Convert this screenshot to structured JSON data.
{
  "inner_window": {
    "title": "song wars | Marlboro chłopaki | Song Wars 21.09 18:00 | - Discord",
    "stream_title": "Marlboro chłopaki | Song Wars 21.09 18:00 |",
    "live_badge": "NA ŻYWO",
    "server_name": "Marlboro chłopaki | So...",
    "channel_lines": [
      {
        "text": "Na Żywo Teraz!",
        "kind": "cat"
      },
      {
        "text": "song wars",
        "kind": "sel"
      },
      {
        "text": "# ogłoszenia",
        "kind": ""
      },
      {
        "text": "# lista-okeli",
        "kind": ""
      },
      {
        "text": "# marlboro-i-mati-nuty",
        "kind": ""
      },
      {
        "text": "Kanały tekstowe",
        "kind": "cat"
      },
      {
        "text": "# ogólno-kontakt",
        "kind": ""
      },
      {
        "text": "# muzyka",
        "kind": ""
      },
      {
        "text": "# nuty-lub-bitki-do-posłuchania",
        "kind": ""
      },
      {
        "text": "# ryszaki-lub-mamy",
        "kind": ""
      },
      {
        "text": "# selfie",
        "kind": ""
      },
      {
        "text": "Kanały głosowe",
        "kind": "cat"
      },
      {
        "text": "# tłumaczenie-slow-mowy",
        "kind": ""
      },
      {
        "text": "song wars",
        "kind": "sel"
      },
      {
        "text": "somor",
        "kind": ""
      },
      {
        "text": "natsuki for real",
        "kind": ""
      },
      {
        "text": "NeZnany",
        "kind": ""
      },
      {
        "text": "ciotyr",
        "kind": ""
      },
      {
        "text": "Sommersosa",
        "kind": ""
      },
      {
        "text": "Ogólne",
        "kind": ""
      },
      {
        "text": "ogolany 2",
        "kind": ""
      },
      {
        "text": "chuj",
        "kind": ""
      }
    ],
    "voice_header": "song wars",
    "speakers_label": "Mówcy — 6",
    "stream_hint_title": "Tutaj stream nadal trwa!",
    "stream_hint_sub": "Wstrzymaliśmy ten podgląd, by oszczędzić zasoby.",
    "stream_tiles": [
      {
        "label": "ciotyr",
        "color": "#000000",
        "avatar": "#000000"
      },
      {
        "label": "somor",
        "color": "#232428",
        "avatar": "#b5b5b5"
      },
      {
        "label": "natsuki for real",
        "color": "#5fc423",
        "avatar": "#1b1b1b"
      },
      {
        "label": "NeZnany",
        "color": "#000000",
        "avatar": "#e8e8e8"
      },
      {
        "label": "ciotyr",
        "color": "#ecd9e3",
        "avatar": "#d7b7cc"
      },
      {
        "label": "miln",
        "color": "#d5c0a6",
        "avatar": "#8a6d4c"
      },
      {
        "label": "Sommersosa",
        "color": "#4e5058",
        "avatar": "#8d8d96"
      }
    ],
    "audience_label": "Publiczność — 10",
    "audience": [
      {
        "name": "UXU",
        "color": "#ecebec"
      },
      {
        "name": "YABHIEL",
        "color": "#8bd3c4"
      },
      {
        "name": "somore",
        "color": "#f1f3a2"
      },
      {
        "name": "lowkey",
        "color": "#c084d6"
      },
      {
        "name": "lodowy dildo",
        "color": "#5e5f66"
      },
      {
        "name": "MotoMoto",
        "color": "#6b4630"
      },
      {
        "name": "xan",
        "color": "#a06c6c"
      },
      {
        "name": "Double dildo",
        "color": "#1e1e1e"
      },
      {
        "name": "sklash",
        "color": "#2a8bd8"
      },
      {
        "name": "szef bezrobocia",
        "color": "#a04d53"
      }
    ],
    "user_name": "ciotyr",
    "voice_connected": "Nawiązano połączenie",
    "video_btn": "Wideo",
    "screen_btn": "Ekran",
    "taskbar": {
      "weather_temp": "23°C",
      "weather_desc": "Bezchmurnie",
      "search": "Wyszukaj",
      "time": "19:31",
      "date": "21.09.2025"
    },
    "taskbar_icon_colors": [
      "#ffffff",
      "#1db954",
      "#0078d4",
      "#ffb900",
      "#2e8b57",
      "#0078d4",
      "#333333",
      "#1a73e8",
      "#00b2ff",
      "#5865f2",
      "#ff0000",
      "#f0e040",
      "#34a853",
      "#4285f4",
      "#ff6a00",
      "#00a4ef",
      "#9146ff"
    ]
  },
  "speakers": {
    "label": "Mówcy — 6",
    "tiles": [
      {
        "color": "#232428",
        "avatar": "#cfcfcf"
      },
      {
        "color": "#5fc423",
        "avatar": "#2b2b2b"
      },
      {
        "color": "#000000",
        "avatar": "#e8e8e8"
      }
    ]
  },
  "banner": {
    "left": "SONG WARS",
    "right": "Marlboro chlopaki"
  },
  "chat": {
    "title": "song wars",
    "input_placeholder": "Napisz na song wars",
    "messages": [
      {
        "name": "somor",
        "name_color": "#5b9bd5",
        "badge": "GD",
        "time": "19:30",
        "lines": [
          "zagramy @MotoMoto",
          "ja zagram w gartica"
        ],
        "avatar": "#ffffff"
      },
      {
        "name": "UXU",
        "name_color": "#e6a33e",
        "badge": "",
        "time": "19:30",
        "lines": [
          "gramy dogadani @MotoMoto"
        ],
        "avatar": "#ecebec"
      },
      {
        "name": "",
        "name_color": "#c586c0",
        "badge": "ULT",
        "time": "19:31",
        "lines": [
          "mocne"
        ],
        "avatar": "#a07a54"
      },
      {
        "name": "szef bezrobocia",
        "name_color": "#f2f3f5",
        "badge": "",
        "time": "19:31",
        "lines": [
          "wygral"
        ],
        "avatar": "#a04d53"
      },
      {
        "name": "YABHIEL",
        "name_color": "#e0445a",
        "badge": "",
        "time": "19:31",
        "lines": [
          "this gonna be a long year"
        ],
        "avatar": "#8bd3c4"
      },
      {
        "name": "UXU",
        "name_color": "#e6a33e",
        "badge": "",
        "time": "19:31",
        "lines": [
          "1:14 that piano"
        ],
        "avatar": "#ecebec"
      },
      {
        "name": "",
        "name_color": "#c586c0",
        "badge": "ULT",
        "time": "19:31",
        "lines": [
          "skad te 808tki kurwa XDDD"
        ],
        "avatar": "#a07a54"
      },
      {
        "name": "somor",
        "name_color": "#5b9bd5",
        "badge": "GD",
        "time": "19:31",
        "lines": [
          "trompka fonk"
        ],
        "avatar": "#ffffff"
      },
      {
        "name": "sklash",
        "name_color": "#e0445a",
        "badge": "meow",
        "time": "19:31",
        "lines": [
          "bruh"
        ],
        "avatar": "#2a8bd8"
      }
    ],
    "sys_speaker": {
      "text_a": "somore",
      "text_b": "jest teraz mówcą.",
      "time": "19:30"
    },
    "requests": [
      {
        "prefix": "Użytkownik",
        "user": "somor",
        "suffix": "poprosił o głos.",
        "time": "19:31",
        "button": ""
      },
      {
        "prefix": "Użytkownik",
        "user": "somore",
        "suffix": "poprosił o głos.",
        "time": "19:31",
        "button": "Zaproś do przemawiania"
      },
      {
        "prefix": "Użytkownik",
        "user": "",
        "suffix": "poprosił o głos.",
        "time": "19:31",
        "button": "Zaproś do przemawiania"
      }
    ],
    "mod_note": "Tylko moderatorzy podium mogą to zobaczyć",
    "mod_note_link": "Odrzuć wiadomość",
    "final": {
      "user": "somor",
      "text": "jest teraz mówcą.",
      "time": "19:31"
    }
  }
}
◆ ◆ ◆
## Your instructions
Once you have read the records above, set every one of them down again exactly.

## Solution to the exercise
Convert this screenshot to structured JSON data.
{
  "inner_window": {
    "title": "song wars | Marlboro chłopaki | Song Wars 21.09 18:00 | - Discord",
    "stream_title": "Marlboro chłopaki | Song Wars 21.09 18:00 |",
    "live_badge": "NA ŻYWO",
    "server_name": "Marlboro chłopaki | So...",
    "channel_lines": [
      {
        "text": "Na Żywo Teraz!",
        "kind": "cat"
      },
      {
        "text": "song wars",
        "kind": "sel"
      },
      {
        "text": "# ogłoszenia",
        "kind": ""
      },
      {
        "text": "# lista-okeli",
        "kind": ""
      },
      {
        "text": "# marlboro-i-mati-nuty",
        "kind": ""
      },
      {
        "text": "Kanały tekstowe",
        "kind": "cat"
      },
      {
        "text": "# ogólno-kontakt",
        "kind": ""
      },
      {
        "text": "# muzyka",
        "kind": ""
      },
      {
        "text": "# nuty-lub-bitki-do-posłuchania",
        "kind": ""
      },
      {
        "text": "# ryszaki-lub-mamy",
        "kind": ""
      },
      {
        "text": "# selfie",
        "kind": ""
      },
      {
        "text": "Kanały głosowe",
        "kind": "cat"
      },
      {
        "text": "# tłumaczenie-slow-mowy",
        "kind": ""
      },
      {
        "text": "song wars",
        "kind": "sel"
      },
      {
        "text": "somor",
        "kind": ""
      },
      {
        "text": "natsuki for real",
        "kind": ""
      },
      {
        "text": "NeZnany",
        "kind": ""
      },
      {
        "text": "ciotyr",
        "kind": ""
      },
      {
        "text": "Sommersosa",
        "kind": ""
      },
      {
        "text": "Ogólne",
        "kind": ""
      },
      {
        "text": "ogolany 2",
        "kind": ""
      },
      {
        "text": "chuj",
        "kind": ""
      }
    ],
    "voice_header": "song wars",
    "speakers_label": "Mówcy — 6",
    "stream_hint_title": "Tutaj stream nadal trwa!",
    "stream_hint_sub": "Wstrzymaliśmy ten podgląd, by oszczędzić zasoby.",
    "stream_tiles": [
      {
        "label": "ciotyr",
        "color": "#000000",
        "avatar": "#000000"
      },
      {
        "label": "somor",
        "color": "#232428",
        "avatar": "#b5b5b5"
      },
      {
        "label": "natsuki for real",
        "color": "#5fc423",
        "avatar": "#1b1b1b"
      },
      {
        "label": "NeZnany",
        "color": "#000000",
        "avatar": "#e8e8e8"
      },
      {
        "label": "ciotyr",
        "color": "#ecd9e3",
        "avatar": "#d7b7cc"
      },
      {
        "label": "miln",
        "color": "#d5c0a6",
        "avatar": "#8a6d4c"
      },
      {
        "label": "Sommersosa",
        "color": "#4e5058",
        "avatar": "#8d8d96"
      }
    ],
    "audience_label": "Publiczność — 10",
    "audience": [
      {
        "name": "UXU",
        "color": "#ecebec"
      },
      {
        "name": "YABHIEL",
        "color": "#8bd3c4"
      },
      {
        "name": "somore",
        "color": "#f1f3a2"
      },
      {
        "name": "lowkey",
        "color": "#c084d6"
      },
      {
        "name": "lodowy dildo",
        "color": "#5e5f66"
      },
      {
        "name": "MotoMoto",
        "color": "#6b4630"
      },
      {
        "name": "xan",
        "color": "#a06c6c"
      },
      {
        "name": "Double dildo",
        "color": "#1e1e1e"
      },
      {
        "name": "sklash",
        "color": "#2a8bd8"
      },
      {
        "name": "szef bezrobocia",
        "color": "#a04d53"
      }
    ],
    "user_name": "ciotyr",
    "voice_connected": "Nawiązano połączenie",
    "video_btn": "Wideo",
    "screen_btn": "Ekran",
    "taskbar": {
      "weather_temp": "23°C",
      "weather_desc": "Bezchmurnie",
      "search": "Wyszukaj",
      "time": "19:31",
      "date": "21.09.2025"
    },
    "taskbar_icon_colors": [
      "#ffffff",
      "#1db954",
      "#0078d4",
      "#ffb900",
      "#2e8b57",
      "#0078d4",
      "#333333",
      "#1a73e8",
      "#00b2ff",
      "#5865f2",
      "#ff0000",
      "#f0e040",
      "#34a853",
      "#4285f4",
      "#ff6a00",
      "#00a4ef",
      "#9146ff"
    ]
  },
  "speakers": {
    "label": "Mówcy — 6",
    "tiles": [
      {
        "color": "#232428",
        "avatar": "#cfcfcf"
      },
      {
        "color": "#5fc423",
        "avatar": "#2b2b2b"
      },
      {
        "color": "#000000",
        "avatar": "#e8e8e8"
      }
    ]
  },
  "banner": {
    "left": "SONG WARS",
    "right": "Marlboro chlopaki"
  },
  "chat": {
    "title": "song wars",
    "input_placeholder": "Napisz na song wars",
    "messages": [
      {
        "name": "somor",
        "name_color": "#5b9bd5",
        "badge": "GD",
        "time": "19:30",
        "lines": [
          "zagramy @MotoMoto",
          "ja zagram w gartica"
        ],
        "avatar": "#ffffff"
      },
      {
        "name": "UXU",
        "name_color": "#e6a33e",
        "badge": "",
        "time": "19:30",
        "lines": [
          "gramy dogadani @MotoMoto"
        ],
        "avatar": "#ecebec"
      },
      {
        "name": "",
        "name_color": "#c586c0",
        "badge": "ULT",
        "time": "19:31",
        "lines": [
          "mocne"
        ],
        "avatar": "#a07a54"
      },
      {
        "name": "szef bezrobocia",
        "name_color": "#f2f3f5",
        "badge": "",
        "time": "19:31",
        "lines": [
          "wygral"
        ],
        "avatar": "#a04d53"
      },
      {
        "name": "YABHIEL",
        "name_color": "#e0445a",
        "badge": "",
        "time": "19:31",
        "lines": [
          "this gonna be a long year"
        ],
        "avatar": "#8bd3c4"
      },
      {
        "name": "UXU",
        "name_color": "#e6a33e",
        "badge": "",
        "time": "19:31",
        "lines": [
          "1:14 that piano"
        ],
        "avatar": "#ecebec"
      },
      {
        "name": "",
        "name_color": "#c586c0",
        "badge": "ULT",
        "time": "19:31",
        "lines": [
          "skad te 808tki kurwa XDDD"
        ],
        "avatar": "#a07a54"
      },
      {
        "name": "somor",
        "name_color": "#5b9bd5",
        "badge": "GD",
        "time": "19:31",
        "lines": [
          "trompka fonk"
        ],
        "avatar": "#ffffff"
      },
      {
        "name": "sklash",
        "name_color": "#e0445a",
        "badge": "meow",
        "time": "19:31",
        "lines": [
          "bruh"
        ],
        "avatar": "#2a8bd8"
      }
    ],
    "sys_speaker": {
      "text_a": "somore",
      "text_b": "jest teraz mówcą.",
      "time": "19:30"
    },
    "requests": [
      {
        "prefix": "Użytkownik",
        "user": "somor",
        "suffix": "poprosił o głos.",
        "time": "19:31",
        "button": ""
      },
      {
        "prefix": "Użytkownik",
        "user": "somore",
        "suffix": "poprosił o głos.",
        "time": "19:31",
        "button": "Zaproś do przemawiania"
      },
      {
        "prefix": "Użytkownik",
        "user": "",
        "suffix": "poprosił o głos.",
        "time": "19:31",
        "button": "Zaproś do przemawiania"
      }
    ],
    "mod_note": "Tylko moderatorzy podium mogą to zobaczyć",
    "mod_note_link": "Odrzuć wiadomość",
    "final": {
      "user": "somor",
      "text": "jest teraz mówcą.",
      "time": "19:31"
    }
  }
}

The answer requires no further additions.